This course is only open to Home students.
Please note: Some of the modules listed below are under review and we expect some changes to their content and/or structure. We will publish the revised module details as soon as possible. If you wish to apply to study on the foundation year for medicine, please check this page before you apply to ensure you have the most up to date information.
In addition, please note that the course to which you will progress if you successfully complete the foundation year, (Medicine BMedSci and BMBS - A100), is currently under review and we expect some changes for the 2025/26 academic year. These changes will be confirmed in early 2024, and we will update the course details on our website as soon as possible.
Want to start your journey to become a doctor, but don't meet the traditional entry requirements?
Depending on your circumstances, our Medicine at Lincoln with a Foundation Year course could be your route to achieving your ambitions. This additional year helps you to transition from school and prepare you for your medical degree and future journey to becoming a doctor.
The above is a sample of the typical modules we offer but is not intended to be construed and/or relied upon as a definitive list of the modules that will be available in any given year. Modules (including methods of assessment) may change or be updated, or modules may be cancelled, over the duration of the course due to a number of reasons such as curriculum developments or staffing changes. This content was last updated on Tuesday 23 May 2023.
During your first year you will have around 12 hours of teaching contact with 25 hours of independent study per week.
During your second, third and fourth years you will have approximately 16 to 18 hours of teaching contact time with around 20 hours of independent study per week. You'll spend around five days on placement each semester.
During your time on the Clinical Phase you will spend between 35 to 40 hours across five days every week studying and on placements. You'll spend around two to three days on ward, clinic or GP placement visits per week with one day of independent study and one to two days of teaching contact time. This will include some time on call and some out of hours work. Your holidays will also differ during the Clinical Phase from the standard student timetable.
You will get around the same holiday you would get on a regular job for each of your final years, approximately 6 weeks. This is usually taken as two weeks at Christmas, two weeks at Easter, and two weeks during the summer.
Some of the modules listed below are currently being reviewed and we expect to make some changes to their content and/or structure. We will publish the revised module details as soon as we are able.
If you wish to apply to study on the foundation year for medicine, please check this page directly before you apply to ensure you have the most up to date information.
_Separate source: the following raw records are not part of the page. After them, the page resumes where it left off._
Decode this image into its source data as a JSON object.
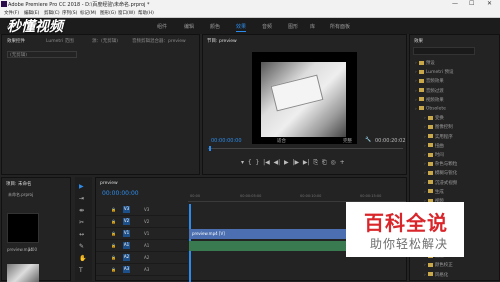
{
  "titlebar": {
    "title": "Adobe Premiere Pro CC 2018 - D:\\百度经验\\未命名.prproj *",
    "min": "—",
    "max": "☐",
    "close": "✕"
  },
  "menu": [
    "文件(F)",
    "编辑(E)",
    "剪辑(C)",
    "序列(S)",
    "标记(M)",
    "图形(G)",
    "窗口(W)",
    "帮助(H)"
  ],
  "workspaces": [
    "组件",
    "编辑",
    "颜色",
    "效果",
    "音频",
    "图形",
    "库",
    "所有面板"
  ],
  "active_workspace": "效果",
  "watermark_logo": "秒懂视频",
  "source_panel": {
    "tabs": [
      "效果控件",
      "Lumetri 范围",
      "源：(无剪辑)",
      "音频剪辑混合器：preview"
    ],
    "dropdown": "(无剪辑)"
  },
  "program_panel": {
    "title": "节目: preview",
    "timecode": "00:00:00:00",
    "fit": "适合",
    "quality": "完整",
    "duration": "00:00:20:02"
  },
  "effects_panel": {
    "title": "效果",
    "items": [
      "预设",
      "Lumetri 预设",
      "音频效果",
      "音频过渡",
      "视频效果",
      "Obsolete",
      "变换",
      "图像控制",
      "实用程序",
      "扭曲",
      "时间",
      "杂色与颗粒",
      "模糊与锐化",
      "沉浸式视频",
      "生成",
      "视频",
      "调整",
      "过时",
      "过渡",
      "透视",
      "通道",
      "键控",
      "颜色校正",
      "风格化"
    ]
  },
  "project_panel": {
    "title": "项目: 未命名",
    "file": "未命名.prproj",
    "clip1": "preview.mp4",
    "clip1_len": "1:00"
  },
  "timeline": {
    "title": "preview",
    "timecode": "00:00:00:00",
    "ruler": [
      "00:00",
      "00:00:05:00",
      "00:00:10:00",
      "00:00:15:00"
    ],
    "tracks": [
      {
        "name": "V3",
        "sel": "V3"
      },
      {
        "name": "V2",
        "sel": "V2"
      },
      {
        "name": "V1",
        "sel": "V1"
      },
      {
        "name": "A1",
        "sel": "A1"
      },
      {
        "name": "A2",
        "sel": "A2"
      },
      {
        "name": "A3",
        "sel": "A3"
      }
    ],
    "clip_label": "preview.mp4 [V]"
  },
  "watermark": {
    "big": "百科全说",
    "small": "助你轻松解决"
  },
  "colors": {
    "accent": "#2d8ceb",
    "video_clip": "#4b6fb0",
    "audio_clip": "#3a7a50",
    "watermark_red": "#d9262b"
  }
}
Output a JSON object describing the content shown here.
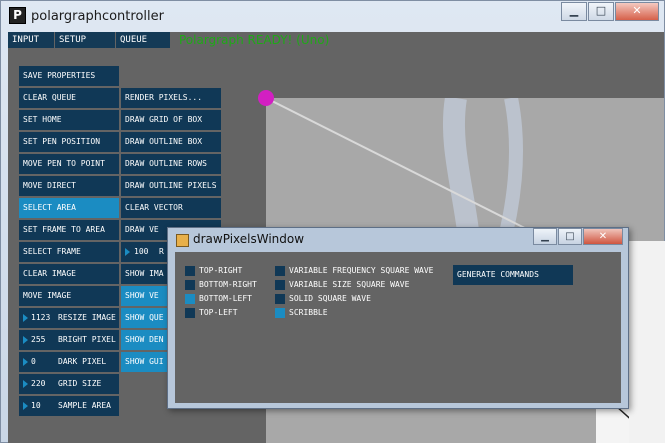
{
  "window": {
    "title": "polargraphcontroller",
    "app_icon": "P"
  },
  "tabs": [
    {
      "label": "INPUT",
      "active": true
    },
    {
      "label": "SETUP",
      "active": false
    },
    {
      "label": "QUEUE",
      "active": false
    }
  ],
  "status_text": "Polargraph READY! (Uno)",
  "colors": {
    "panel": "#646464",
    "button": "#103856",
    "active": "#1b8cc2",
    "status": "#1fa818",
    "pen": "#d21fc2"
  },
  "left_buttons": [
    {
      "label": "SAVE PROPERTIES"
    },
    {
      "label": "CLEAR QUEUE"
    },
    {
      "label": "SET HOME"
    },
    {
      "label": "SET PEN POSITION"
    },
    {
      "label": "MOVE PEN TO POINT"
    },
    {
      "label": "MOVE DIRECT"
    },
    {
      "label": "SELECT AREA",
      "active": true
    },
    {
      "label": "SET FRAME TO AREA"
    },
    {
      "label": "SELECT FRAME"
    },
    {
      "label": "CLEAR IMAGE"
    },
    {
      "label": "MOVE IMAGE"
    },
    {
      "label": "RESIZE IMAGE",
      "value": "1123"
    },
    {
      "label": "BRIGHT PIXEL",
      "value": "255"
    },
    {
      "label": "DARK PIXEL",
      "value": "0"
    },
    {
      "label": "GRID SIZE",
      "value": "220"
    },
    {
      "label": "SAMPLE AREA",
      "value": "10"
    }
  ],
  "right_buttons": [
    {
      "label": "RENDER PIXELS..."
    },
    {
      "label": "DRAW GRID OF BOX"
    },
    {
      "label": "DRAW OUTLINE BOX"
    },
    {
      "label": "DRAW OUTLINE ROWS"
    },
    {
      "label": "DRAW OUTLINE PIXELS"
    },
    {
      "label": "CLEAR VECTOR"
    },
    {
      "label": "DRAW VE"
    },
    {
      "label": "R",
      "value": "100"
    },
    {
      "label": "SHOW IMA"
    },
    {
      "label": "SHOW VE"
    },
    {
      "label": "SHOW QUE"
    },
    {
      "label": "SHOW DEN"
    },
    {
      "label": "SHOW GUI"
    }
  ],
  "dialog": {
    "title": "drawPixelsWindow",
    "start_corner_options": [
      {
        "label": "TOP-RIGHT",
        "selected": false
      },
      {
        "label": "BOTTOM-RIGHT",
        "selected": false
      },
      {
        "label": "BOTTOM-LEFT",
        "selected": true
      },
      {
        "label": "TOP-LEFT",
        "selected": false
      }
    ],
    "style_options": [
      {
        "label": "VARIABLE FREQUENCY SQUARE WAVE",
        "selected": false
      },
      {
        "label": "VARIABLE SIZE SQUARE WAVE",
        "selected": false
      },
      {
        "label": "SOLID SQUARE WAVE",
        "selected": false
      },
      {
        "label": "SCRIBBLE",
        "selected": true
      }
    ],
    "generate_label": "GENERATE COMMANDS"
  }
}
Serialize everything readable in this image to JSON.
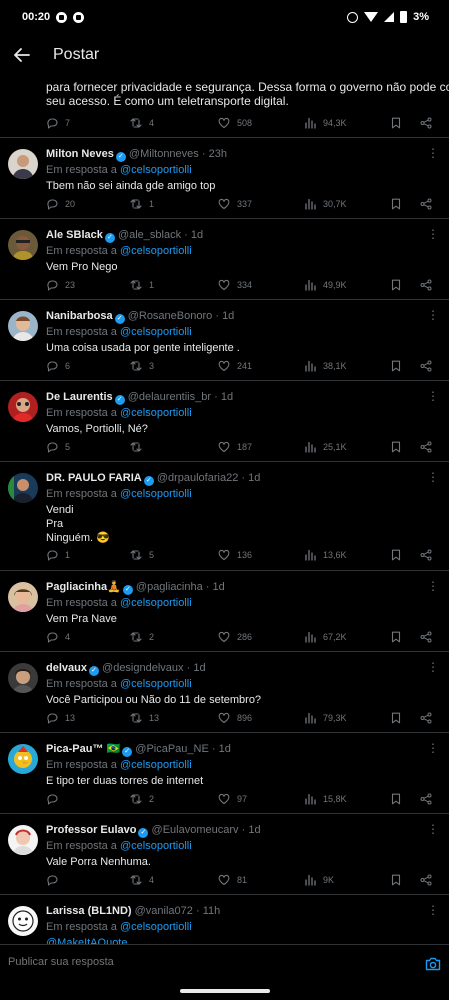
{
  "status_bar": {
    "time": "00:20",
    "battery": "3%"
  },
  "header": {
    "title": "Postar"
  },
  "top_tweet": {
    "body_lines": [
      "para fornecer privacidade e segurança. Dessa forma o governo não pode controlar",
      "seu acesso. É como um teletransporte digital."
    ],
    "replies": "7",
    "retweets": "4",
    "likes": "508",
    "views": "94,3K"
  },
  "reply_prefix": "Em resposta a",
  "tweets": [
    {
      "name": "Milton Neves",
      "verified": true,
      "handle": "@Miltonneves",
      "time": "23h",
      "reply_to": "@celsoportiolli",
      "body": [
        "Tbem não sei ainda gde amigo top"
      ],
      "replies": "20",
      "retweets": "1",
      "likes": "337",
      "views": "30,7K"
    },
    {
      "name": "Ale SBlack",
      "verified": true,
      "handle": "@ale_sblack",
      "time": "1d",
      "reply_to": "@celsoportiolli",
      "body": [
        "Vem Pro Nego"
      ],
      "replies": "23",
      "retweets": "1",
      "likes": "334",
      "views": "49,9K"
    },
    {
      "name": "Nanibarbosa",
      "verified": true,
      "handle": "@RosaneBonoro",
      "time": "1d",
      "reply_to": "@celsoportiolli",
      "body": [
        "Uma coisa usada por gente inteligente ."
      ],
      "replies": "6",
      "retweets": "3",
      "likes": "241",
      "views": "38,1K"
    },
    {
      "name": "De Laurentis",
      "verified": true,
      "handle": "@delaurentiis_br",
      "time": "1d",
      "reply_to": "@celsoportiolli",
      "body": [
        "Vamos, Portiolli, Né?"
      ],
      "replies": "5",
      "retweets": "",
      "likes": "187",
      "views": "25,1K"
    },
    {
      "name": "DR. PAULO FARIA",
      "verified": true,
      "handle": "@drpaulofaria22",
      "time": "1d",
      "reply_to": "@celsoportiolli",
      "body": [
        "Vendi",
        "Pra",
        "Ninguém. 😎"
      ],
      "replies": "1",
      "retweets": "5",
      "likes": "136",
      "views": "13,6K"
    },
    {
      "name": "Pagliacinha🧘",
      "verified": true,
      "handle": "@pagliacinha",
      "time": "1d",
      "reply_to": "@celsoportiolli",
      "body": [
        "Vem Pra Nave"
      ],
      "replies": "4",
      "retweets": "2",
      "likes": "286",
      "views": "67,2K"
    },
    {
      "name": "delvaux",
      "verified": true,
      "handle": "@designdelvaux",
      "time": "1d",
      "reply_to": "@celsoportiolli",
      "body": [
        "Você Participou ou Não do 11 de setembro?"
      ],
      "replies": "13",
      "retweets": "13",
      "likes": "896",
      "views": "79,3K"
    },
    {
      "name": "Pica-Pau™ 🇧🇷",
      "verified": true,
      "handle": "@PicaPau_NE",
      "time": "1d",
      "reply_to": "@celsoportiolli",
      "body": [
        "E tipo ter duas torres de internet"
      ],
      "replies": "",
      "retweets": "2",
      "likes": "97",
      "views": "15,8K"
    },
    {
      "name": "Professor Eulavo",
      "verified": true,
      "handle": "@Eulavomeucarv",
      "time": "1d",
      "reply_to": "@celsoportiolli",
      "body": [
        "Vale Porra Nenhuma."
      ],
      "replies": "",
      "retweets": "4",
      "likes": "81",
      "views": "9K"
    },
    {
      "name": "Larissa (BL1ND)",
      "verified": false,
      "handle": "@vanila072",
      "time": "11h",
      "reply_to": "@celsoportiolli",
      "body_mention": "@MakeItAQuote",
      "body": [],
      "replies": "",
      "retweets": "",
      "likes": "",
      "views": ""
    }
  ],
  "reply_bar": {
    "placeholder": "Publicar sua resposta"
  },
  "colors": {
    "background": "#000000",
    "accent": "#1d9bf0",
    "muted": "#71767b",
    "text": "#e7e9ea",
    "divider": "#2f3336"
  }
}
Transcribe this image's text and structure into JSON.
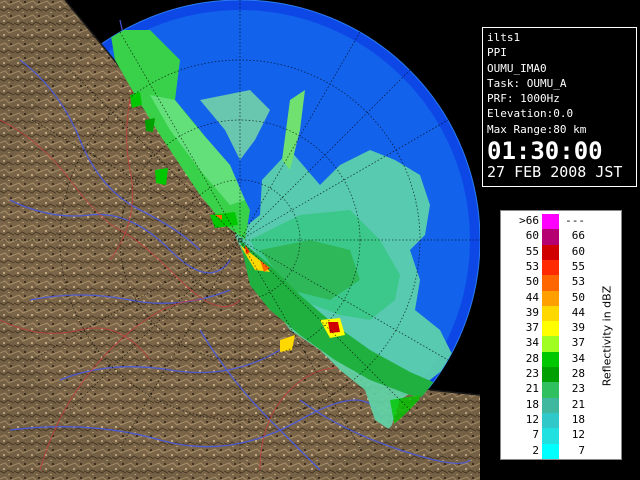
{
  "info": {
    "host": "ilts1",
    "mode": "PPI",
    "site": "OUMU_IMA0",
    "task": "Task: OUMU_A",
    "prf": "PRF: 1000Hz",
    "elevation": "Elevation:0.0",
    "max_range": "Max Range:80 km",
    "time": "01:30:00",
    "date": "27 FEB 2008 JST"
  },
  "legend": {
    "unit_label": "Reflectivity in dBZ",
    "rows": [
      {
        "low": ">66",
        "high": "---",
        "color": "#ff00ff"
      },
      {
        "low": "60",
        "high": "66",
        "color": "#b40070"
      },
      {
        "low": "55",
        "high": "60",
        "color": "#d00000"
      },
      {
        "low": "53",
        "high": "55",
        "color": "#ff2a00"
      },
      {
        "low": "50",
        "high": "53",
        "color": "#ff6600"
      },
      {
        "low": "44",
        "high": "50",
        "color": "#ffa000"
      },
      {
        "low": "39",
        "high": "44",
        "color": "#ffd800"
      },
      {
        "low": "37",
        "high": "39",
        "color": "#ffff00"
      },
      {
        "low": "34",
        "high": "37",
        "color": "#a0ff20"
      },
      {
        "low": "28",
        "high": "34",
        "color": "#00c800"
      },
      {
        "low": "23",
        "high": "28",
        "color": "#00a000"
      },
      {
        "low": "21",
        "high": "23",
        "color": "#30c060"
      },
      {
        "low": "18",
        "high": "21",
        "color": "#40b8a0"
      },
      {
        "low": "12",
        "high": "18",
        "color": "#30c8c8"
      },
      {
        "low": "7",
        "high": "12",
        "color": "#20e0e0"
      },
      {
        "low": "2",
        "high": "7",
        "color": "#00ffff"
      }
    ]
  },
  "colors": {
    "range_circle": "#0d47e6",
    "outer_circle": "#1666ee",
    "terrain": "#7a6548",
    "rivers": "#4a5ae0",
    "borders": "#c04040"
  }
}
In addition, please note that the course to which you will progress if you successfully complete the foundation year for medicine, the A100, is currently under review and we expect to make some changes to it for the 2025/26 academic year. These changes to the A100 course will be confirmed at the start of 2024 and we will then update the A100 course details on our website as soon as we are able.
On graduating, you'll be able to provisionally register with the General Medical Council (GMC) for a licence to practice medicine in the UK. We'll help you through this process and provide support as you transition to the UK Foundation Programme.
To fully register with the GMC and be able to practice medicine unsupervised in the NHS or as part of a private practice, you will need to complete a Medical Licensing Assessment and complete the UK Foundation Programme.
Find out more about the GMC registration process
While most students continue in a traditional medical career to become doctors, a medicine degree can lead to careers in research, sales, journalism, illustration, communications, and economics and more.
Average starting salary and career progression
A doctor on the UK Foundation Programme can expect to start at £27,689 to £32,050.
As you gain experience as a doctor and develop your professional skills, you may progress on to senior clinical posts and earn up to £107,688 depending on your role and years of service.
98.8% of medicine undergraduates from the School of Medicine secured graduate level employment or further study within 15 months of graduation. The average annual salary for these graduates was £34,461.*
*HESA Graduate Outcomes 2020. The Graduate Outcomes % is derived using The Guardian University Guide methodology. The average annual salary is based on graduates working full-time within the UK.
Studying for a degree at the University of Nottingham will provide you with the type of skills and experiences that will prove invaluable in any career, whichever direction you decide to take.
Throughout your time with us, our Careers and Employability Service can work with you to improve your employability skills even further; assisting with job or course applications, searching for appropriate work experience placements and hosting events to bring you closer to a wide range of prospective employers.
Have a look at our careers page for an overview of all the employability support and opportunities that we provide to current students.
The University of Nottingham is consistently named as one of the most targeted universities by Britain’s leading graduate employers (Ranked in the top ten in The Graduate Market in 2013-2020, High Fliers Research).
I chose to study at a university which was near to home, so Lincoln was perfect. I also liked the idea of being a Nottingham medical student but studying at Lincoln. And yes, this means you get access to both university facilities! I’ve really appreciated the smaller cohort, which meant I got to know everyone a lot quicker and I’ve made some good friends. "
Medicine at Lincoln with a Foundation Year student